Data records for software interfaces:
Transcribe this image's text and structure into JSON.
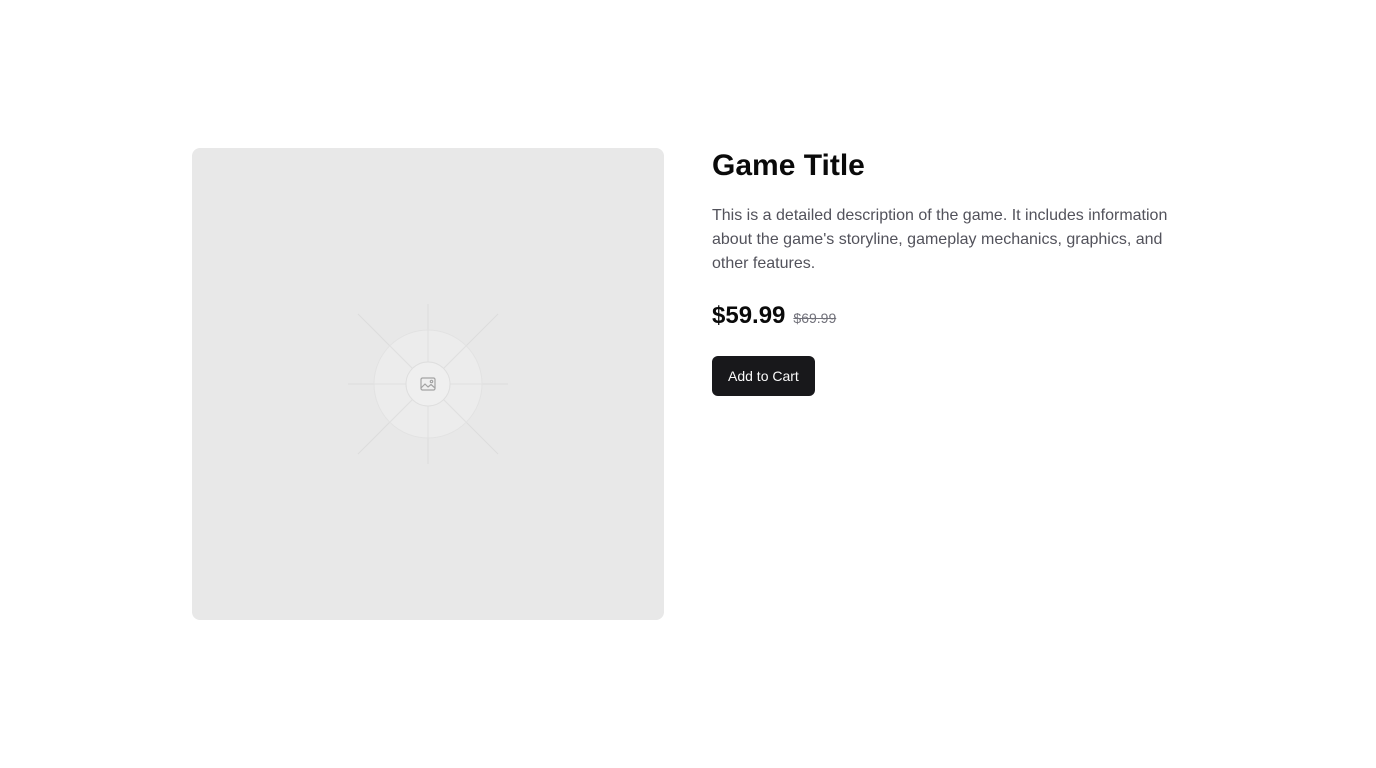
{
  "product": {
    "image_icon": "image-placeholder-icon",
    "title": "Game Title",
    "description": "This is a detailed description of the game. It includes information about the game's storyline, gameplay mechanics, graphics, and other features.",
    "price": "$59.99",
    "original_price": "$69.99",
    "add_to_cart_label": "Add to Cart"
  },
  "colors": {
    "button_bg": "#18181b",
    "image_bg": "#e8e8e8"
  }
}
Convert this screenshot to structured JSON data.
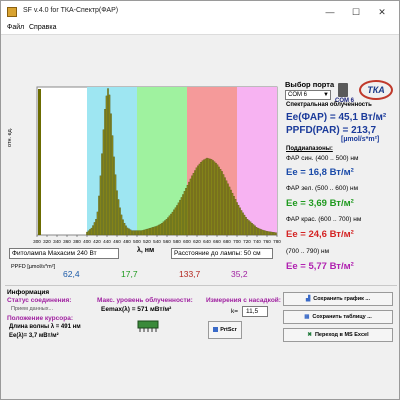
{
  "window": {
    "title": "SF v.4.0 for ТКА-Спектр(ФАР)",
    "min": "—",
    "max": "☐",
    "close": "✕"
  },
  "menu": {
    "file": "Файл",
    "help": "Справка"
  },
  "chart": {
    "ylabel": "отн. ед.",
    "lambda": "λ, нм"
  },
  "chart_data": {
    "type": "bar",
    "xlabel": "λ, нм",
    "ylabel": "отн. ед.",
    "xlim": [
      300,
      780
    ],
    "ylim": [
      0,
      1
    ],
    "x_ticks": [
      300,
      320,
      340,
      360,
      380,
      400,
      420,
      440,
      460,
      480,
      500,
      520,
      540,
      560,
      580,
      600,
      620,
      640,
      660,
      680,
      700,
      720,
      740,
      760,
      780
    ],
    "bands": [
      {
        "from": 400,
        "to": 500,
        "color": "#9ee6f2"
      },
      {
        "from": 500,
        "to": 600,
        "color": "#9ff29f"
      },
      {
        "from": 600,
        "to": 700,
        "color": "#f59a9a"
      },
      {
        "from": 700,
        "to": 780,
        "color": "#f7b3f2"
      }
    ],
    "spectrum": [
      [
        400,
        0.02
      ],
      [
        410,
        0.05
      ],
      [
        420,
        0.12
      ],
      [
        425,
        0.3
      ],
      [
        430,
        0.55
      ],
      [
        435,
        0.82
      ],
      [
        440,
        0.97
      ],
      [
        443,
        1.0
      ],
      [
        446,
        0.92
      ],
      [
        450,
        0.72
      ],
      [
        455,
        0.48
      ],
      [
        460,
        0.3
      ],
      [
        465,
        0.2
      ],
      [
        470,
        0.12
      ],
      [
        475,
        0.08
      ],
      [
        480,
        0.05
      ],
      [
        490,
        0.03
      ],
      [
        500,
        0.03
      ],
      [
        510,
        0.03
      ],
      [
        520,
        0.04
      ],
      [
        530,
        0.05
      ],
      [
        540,
        0.06
      ],
      [
        550,
        0.08
      ],
      [
        560,
        0.11
      ],
      [
        570,
        0.15
      ],
      [
        580,
        0.2
      ],
      [
        590,
        0.26
      ],
      [
        600,
        0.33
      ],
      [
        610,
        0.4
      ],
      [
        620,
        0.46
      ],
      [
        630,
        0.5
      ],
      [
        640,
        0.52
      ],
      [
        650,
        0.51
      ],
      [
        660,
        0.48
      ],
      [
        670,
        0.43
      ],
      [
        680,
        0.36
      ],
      [
        690,
        0.29
      ],
      [
        700,
        0.22
      ],
      [
        710,
        0.16
      ],
      [
        720,
        0.11
      ],
      [
        730,
        0.08
      ],
      [
        740,
        0.05
      ],
      [
        750,
        0.035
      ],
      [
        760,
        0.025
      ],
      [
        770,
        0.02
      ],
      [
        780,
        0.015
      ]
    ]
  },
  "inputs": {
    "lamp_name": "Фитолампа Махасим 240 Вт",
    "distance": "Расстояние до лампы: 50 см"
  },
  "ppfd": {
    "label": "PPFD [µmol/s*m²]",
    "blue": "62,4",
    "green": "17,7",
    "red": "133,7",
    "far_red": "35,2"
  },
  "port": {
    "label": "Выбор порта",
    "value": "COM 6",
    "com_label": "COM 6"
  },
  "logo": {
    "text": "ТКА"
  },
  "results": {
    "title": "Спектральная облученность",
    "ee_far": "Ee(ФАР) = 45,1 Вт/м²",
    "ppfd_par": "PPFD(PAR) = 213,7",
    "ppfd_unit": "[µmol/s*m²]",
    "subbands_title": "Поддиапазоны:",
    "blue_label": "ФАР син. (400 .. 500) нм",
    "blue_ee": "Ee = 16,8 Вт/м²",
    "green_label": "ФАР зел. (500 .. 600) нм",
    "green_ee": "Ee = 3,69 Вт/м²",
    "red_label": "ФАР крас. (600 .. 700) нм",
    "red_ee": "Ee = 24,6 Вт/м²",
    "far_red_label": "(700 .. 790) нм",
    "far_red_ee": "Ee = 5,77 Вт/м²"
  },
  "info": {
    "header": "Информация",
    "status_label": "Статус соединения:",
    "status_value": "Прием данных...",
    "cursor_label": "Положение курсора:",
    "wavelength": "Длина волны λ = 491 нм",
    "ee_at": "Ee(λ)= 3,7 мВт/м²",
    "max_label": "Макс. уровень облученности:",
    "max_value": "Eemax(λ) = 571 мВт/м²",
    "meas_label": "Измерения с насадкой:",
    "k_label": "k=",
    "k_value": "11,5",
    "prtscr": "PrtScr",
    "save_chart": "Сохранить график ...",
    "save_table": "Сохранить таблицу ...",
    "to_excel": "Переход в MS Excel"
  }
}
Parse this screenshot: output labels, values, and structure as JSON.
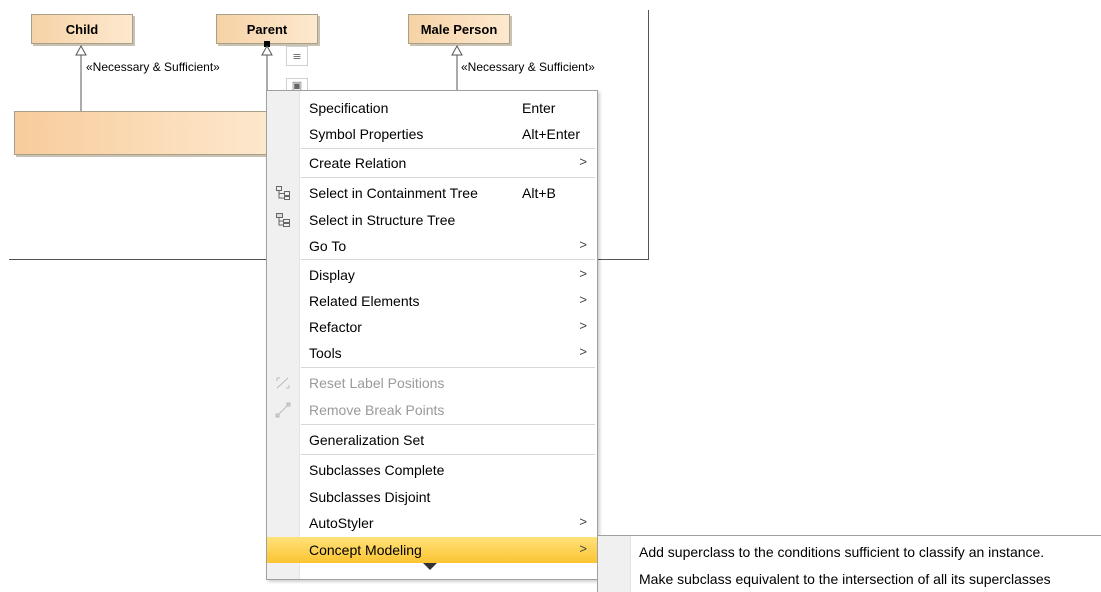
{
  "diagram": {
    "classes": {
      "child": "Child",
      "parent": "Parent",
      "male_person": "Male Person"
    },
    "stereotype_left": "«Necessary & Sufficient»",
    "stereotype_right": "«Necessary & Sufficient»"
  },
  "menu": {
    "items": [
      {
        "label": "Specification",
        "shortcut": "Enter"
      },
      {
        "label": "Symbol Properties",
        "shortcut": "Alt+Enter"
      },
      {
        "label": "Create Relation",
        "arrow": ">"
      },
      {
        "label": "Select in Containment Tree",
        "shortcut": "Alt+B",
        "icon": "containment-tree-icon"
      },
      {
        "label": "Select in Structure Tree",
        "icon": "structure-tree-icon"
      },
      {
        "label": "Go To",
        "arrow": ">"
      },
      {
        "label": "Display",
        "arrow": ">"
      },
      {
        "label": "Related Elements",
        "arrow": ">"
      },
      {
        "label": "Refactor",
        "arrow": ">"
      },
      {
        "label": "Tools",
        "arrow": ">"
      },
      {
        "label": "Reset Label Positions",
        "disabled": true,
        "icon": "reset-label-positions-icon"
      },
      {
        "label": "Remove Break Points",
        "disabled": true,
        "icon": "remove-break-points-icon"
      },
      {
        "label": "Generalization Set"
      },
      {
        "label": "Subclasses Complete"
      },
      {
        "label": "Subclasses Disjoint"
      },
      {
        "label": "AutoStyler",
        "arrow": ">"
      },
      {
        "label": "Concept Modeling",
        "arrow": ">",
        "selected": true
      }
    ]
  },
  "submenu": {
    "items": [
      {
        "label": "Add superclass to the conditions sufficient to classify an instance."
      },
      {
        "label": "Make subclass equivalent to the intersection of all its superclasses"
      }
    ]
  },
  "colors": {
    "selected_gradient_top": "#ffe27a",
    "selected_gradient_bottom": "#fbc431",
    "class_fill": "#fde9cf"
  }
}
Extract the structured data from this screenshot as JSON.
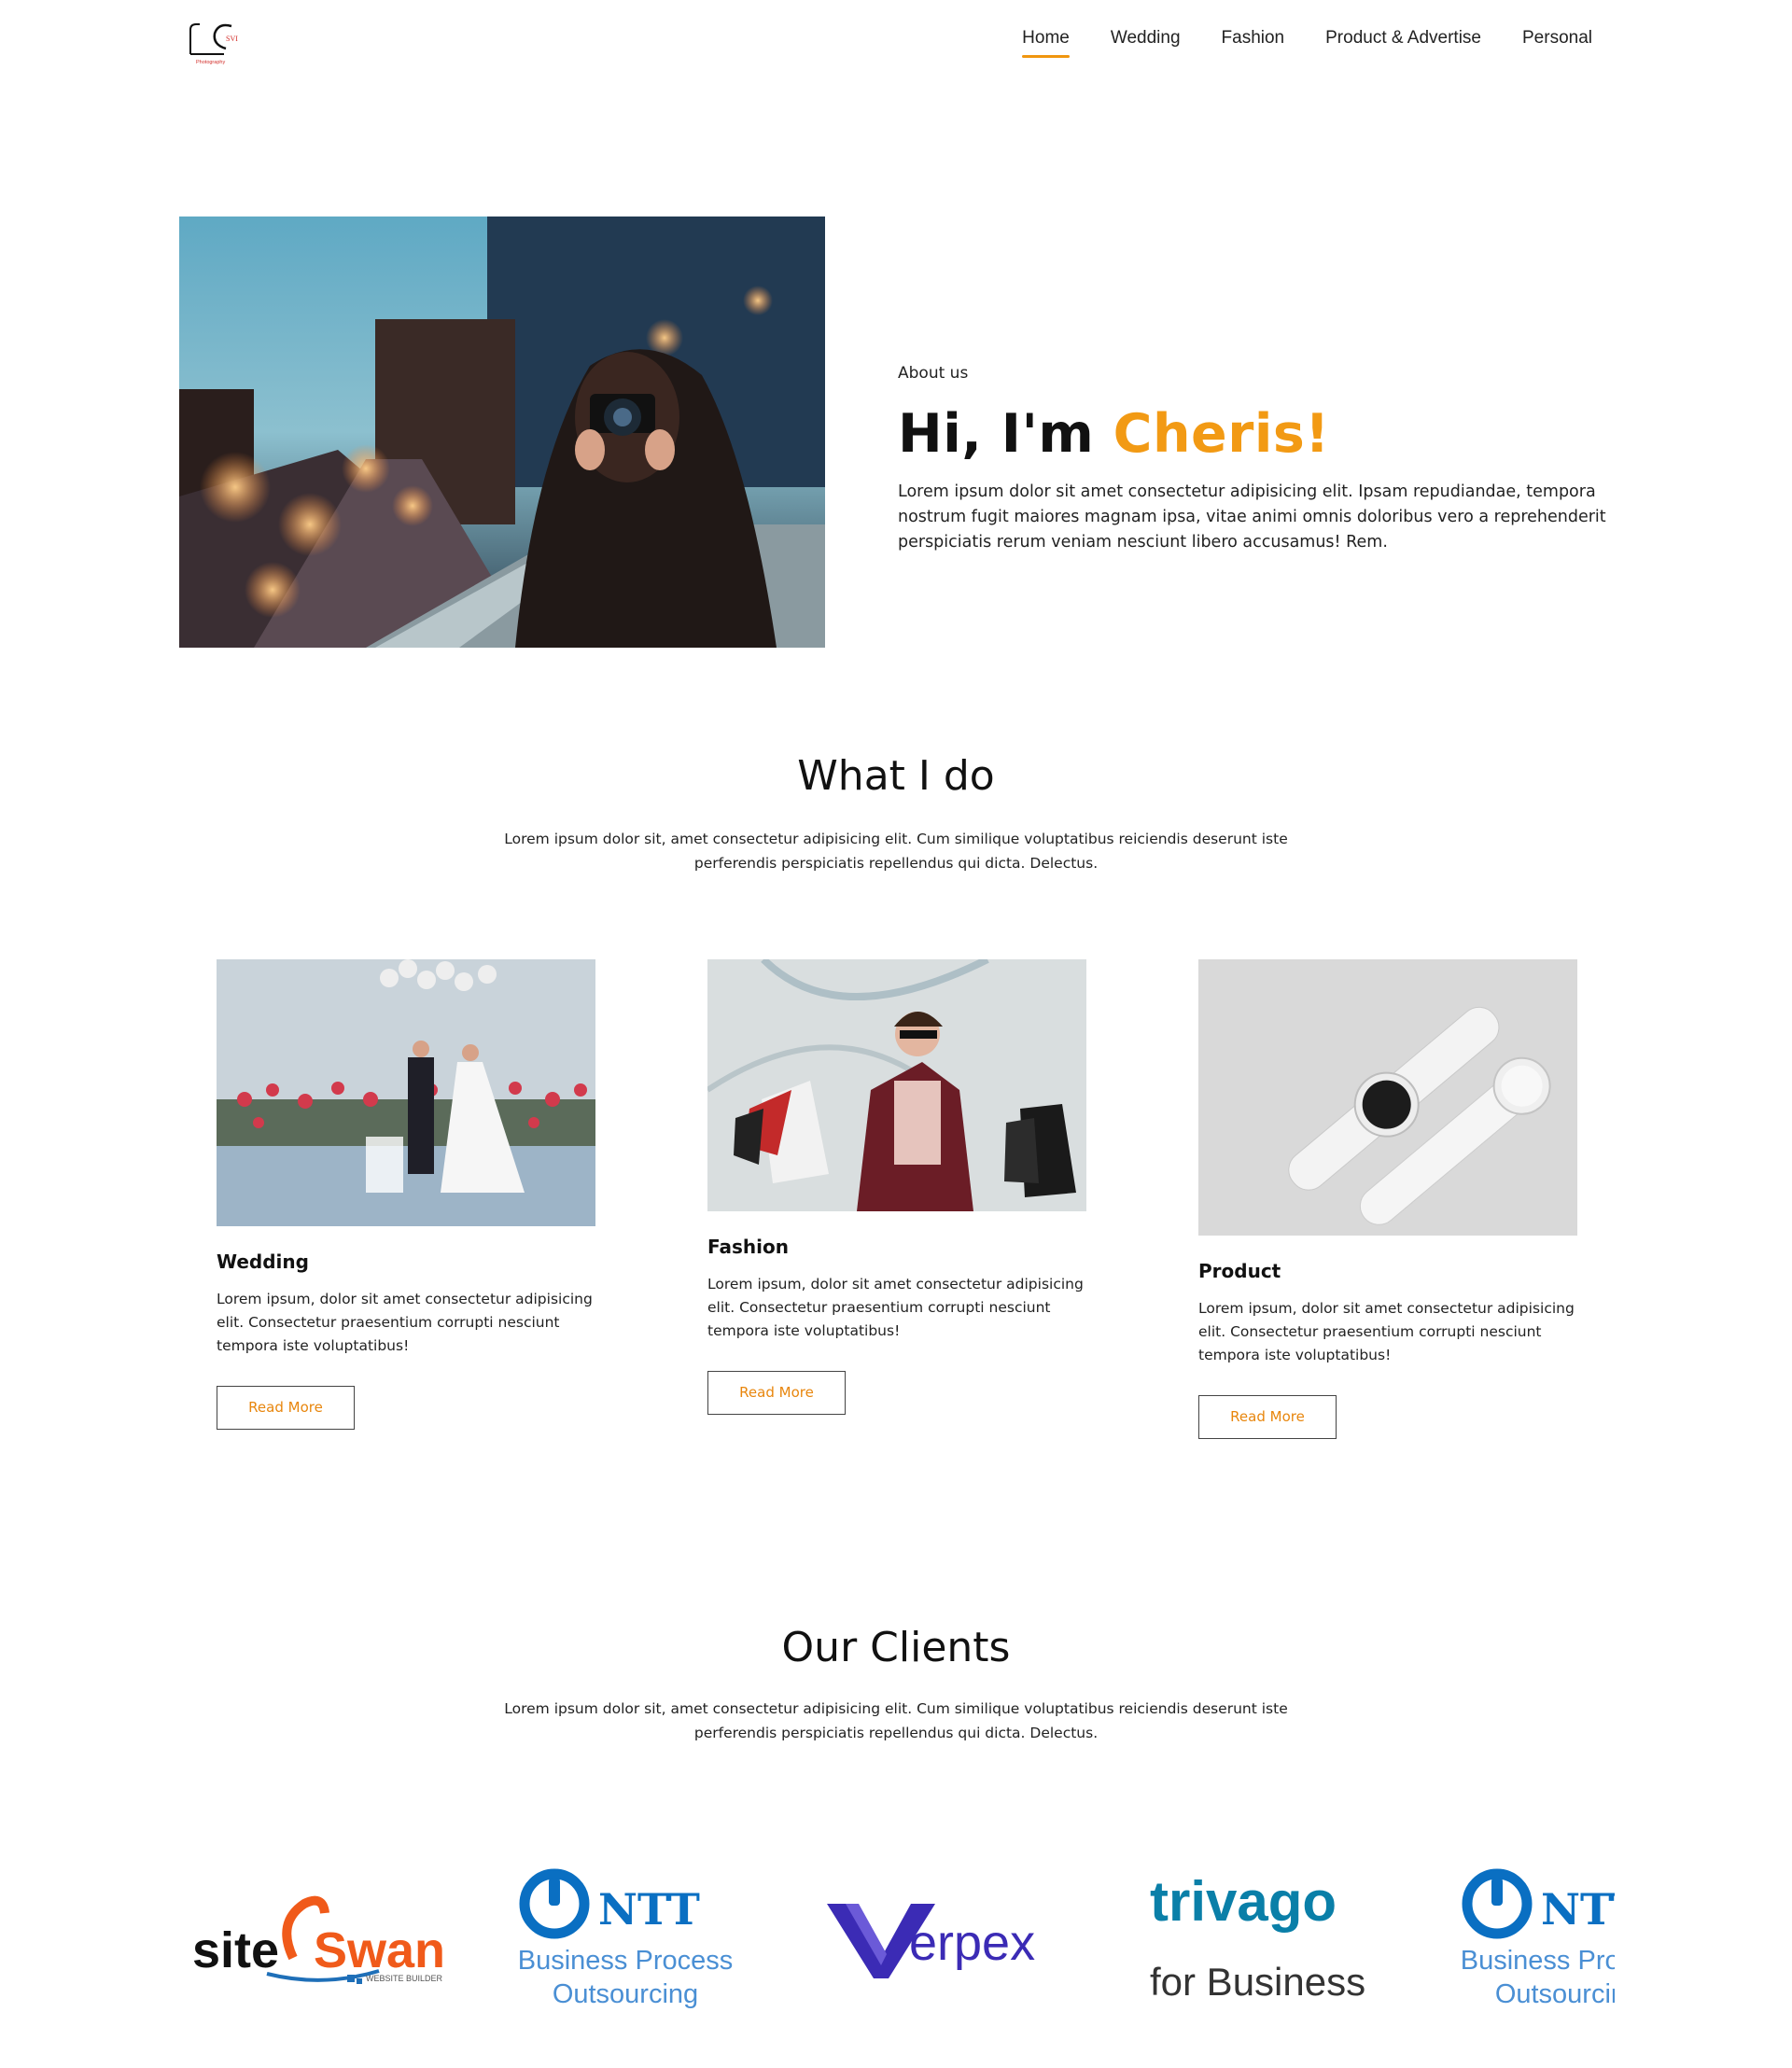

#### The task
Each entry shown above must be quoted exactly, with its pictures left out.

#### Answer box
Transcribe this image's text and structure into JSON.
{
  "product": {
    "image_icon": "image-placeholder-icon",
    "title": "Game Title",
    "description": "This is a detailed description of the game. It includes information about the game's storyline, gameplay mechanics, graphics, and other features.",
    "price": "$59.99",
    "original_price": "$69.99",
    "add_to_cart_label": "Add to Cart"
  },
  "colors": {
    "button_bg": "#18181b",
    "image_bg": "#e8e8e8"
  }
}
Convert this screenshot to structured JSON data.
{
  "window": {
    "title": "SF v.4.0 for ТКА-Спектр(ФАР)",
    "min": "—",
    "max": "☐",
    "close": "✕"
  },
  "menu": {
    "file": "Файл",
    "help": "Справка"
  },
  "chart": {
    "ylabel": "отн. ед.",
    "lambda": "λ, нм"
  },
  "chart_data": {
    "type": "bar",
    "xlabel": "λ, нм",
    "ylabel": "отн. ед.",
    "xlim": [
      300,
      780
    ],
    "ylim": [
      0,
      1
    ],
    "x_ticks": [
      300,
      320,
      340,
      360,
      380,
      400,
      420,
      440,
      460,
      480,
      500,
      520,
      540,
      560,
      580,
      600,
      620,
      640,
      660,
      680,
      700,
      720,
      740,
      760,
      780
    ],
    "bands": [
      {
        "from": 400,
        "to": 500,
        "color": "#9ee6f2"
      },
      {
        "from": 500,
        "to": 600,
        "color": "#9ff29f"
      },
      {
        "from": 600,
        "to": 700,
        "color": "#f59a9a"
      },
      {
        "from": 700,
        "to": 780,
        "color": "#f7b3f2"
      }
    ],
    "spectrum": [
      [
        400,
        0.02
      ],
      [
        410,
        0.05
      ],
      [
        420,
        0.12
      ],
      [
        425,
        0.3
      ],
      [
        430,
        0.55
      ],
      [
        435,
        0.82
      ],
      [
        440,
        0.97
      ],
      [
        443,
        1.0
      ],
      [
        446,
        0.92
      ],
      [
        450,
        0.72
      ],
      [
        455,
        0.48
      ],
      [
        460,
        0.3
      ],
      [
        465,
        0.2
      ],
      [
        470,
        0.12
      ],
      [
        475,
        0.08
      ],
      [
        480,
        0.05
      ],
      [
        490,
        0.03
      ],
      [
        500,
        0.03
      ],
      [
        510,
        0.03
      ],
      [
        520,
        0.04
      ],
      [
        530,
        0.05
      ],
      [
        540,
        0.06
      ],
      [
        550,
        0.08
      ],
      [
        560,
        0.11
      ],
      [
        570,
        0.15
      ],
      [
        580,
        0.2
      ],
      [
        590,
        0.26
      ],
      [
        600,
        0.33
      ],
      [
        610,
        0.4
      ],
      [
        620,
        0.46
      ],
      [
        630,
        0.5
      ],
      [
        640,
        0.52
      ],
      [
        650,
        0.51
      ],
      [
        660,
        0.48
      ],
      [
        670,
        0.43
      ],
      [
        680,
        0.36
      ],
      [
        690,
        0.29
      ],
      [
        700,
        0.22
      ],
      [
        710,
        0.16
      ],
      [
        720,
        0.11
      ],
      [
        730,
        0.08
      ],
      [
        740,
        0.05
      ],
      [
        750,
        0.035
      ],
      [
        760,
        0.025
      ],
      [
        770,
        0.02
      ],
      [
        780,
        0.015
      ]
    ]
  },
  "inputs": {
    "lamp_name": "Фитолампа Махасим 240 Вт",
    "distance": "Расстояние до лампы: 50 см"
  },
  "ppfd": {
    "label": "PPFD [µmol/s*m²]",
    "blue": "62,4",
    "green": "17,7",
    "red": "133,7",
    "far_red": "35,2"
  },
  "port": {
    "label": "Выбор порта",
    "value": "COM 6",
    "com_label": "COM 6"
  },
  "logo": {
    "text": "ТКА"
  },
  "results": {
    "title": "Спектральная облученность",
    "ee_far": "Ee(ФАР) = 45,1 Вт/м²",
    "ppfd_par": "PPFD(PAR) = 213,7",
    "ppfd_unit": "[µmol/s*m²]",
    "subbands_title": "Поддиапазоны:",
    "blue_label": "ФАР син. (400 .. 500) нм",
    "blue_ee": "Ee = 16,8 Вт/м²",
    "green_label": "ФАР зел. (500 .. 600) нм",
    "green_ee": "Ee = 3,69 Вт/м²",
    "red_label": "ФАР крас. (600 .. 700) нм",
    "red_ee": "Ee = 24,6 Вт/м²",
    "far_red_label": "(700 .. 790) нм",
    "far_red_ee": "Ee = 5,77 Вт/м²"
  },
  "info": {
    "header": "Информация",
    "status_label": "Статус соединения:",
    "status_value": "Прием данных...",
    "cursor_label": "Положение курсора:",
    "wavelength": "Длина волны λ = 491 нм",
    "ee_at": "Ee(λ)= 3,7 мВт/м²",
    "max_label": "Макс. уровень облученности:",
    "max_value": "Eemax(λ) = 571 мВт/м²",
    "meas_label": "Измерения с насадкой:",
    "k_label": "k=",
    "k_value": "11,5",
    "prtscr": "PrtScr",
    "save_chart": "Сохранить график ...",
    "save_table": "Сохранить таблицу ...",
    "to_excel": "Переход в MS Excel"
  }
}
Parse this screenshot: output labels, values, and structure as JSON.
{
  "diagram": {
    "classes": {
      "child": "Child",
      "parent": "Parent",
      "male_person": "Male Person"
    },
    "stereotype_left": "«Necessary & Sufficient»",
    "stereotype_right": "«Necessary & Sufficient»"
  },
  "menu": {
    "items": [
      {
        "label": "Specification",
        "shortcut": "Enter"
      },
      {
        "label": "Symbol Properties",
        "shortcut": "Alt+Enter"
      },
      {
        "label": "Create Relation",
        "arrow": ">"
      },
      {
        "label": "Select in Containment Tree",
        "shortcut": "Alt+B",
        "icon": "containment-tree-icon"
      },
      {
        "label": "Select in Structure Tree",
        "icon": "structure-tree-icon"
      },
      {
        "label": "Go To",
        "arrow": ">"
      },
      {
        "label": "Display",
        "arrow": ">"
      },
      {
        "label": "Related Elements",
        "arrow": ">"
      },
      {
        "label": "Refactor",
        "arrow": ">"
      },
      {
        "label": "Tools",
        "arrow": ">"
      },
      {
        "label": "Reset Label Positions",
        "disabled": true,
        "icon": "reset-label-positions-icon"
      },
      {
        "label": "Remove Break Points",
        "disabled": true,
        "icon": "remove-break-points-icon"
      },
      {
        "label": "Generalization Set"
      },
      {
        "label": "Subclasses Complete"
      },
      {
        "label": "Subclasses Disjoint"
      },
      {
        "label": "AutoStyler",
        "arrow": ">"
      },
      {
        "label": "Concept Modeling",
        "arrow": ">",
        "selected": true
      }
    ]
  },
  "submenu": {
    "items": [
      {
        "label": "Add superclass to the conditions sufficient to classify an instance."
      },
      {
        "label": "Make subclass equivalent to the intersection of all its superclasses"
      }
    ]
  },
  "colors": {
    "selected_gradient_top": "#ffe27a",
    "selected_gradient_bottom": "#fbc431",
    "class_fill": "#fde9cf"
  }
}
Extract the structured data from this screenshot as JSON.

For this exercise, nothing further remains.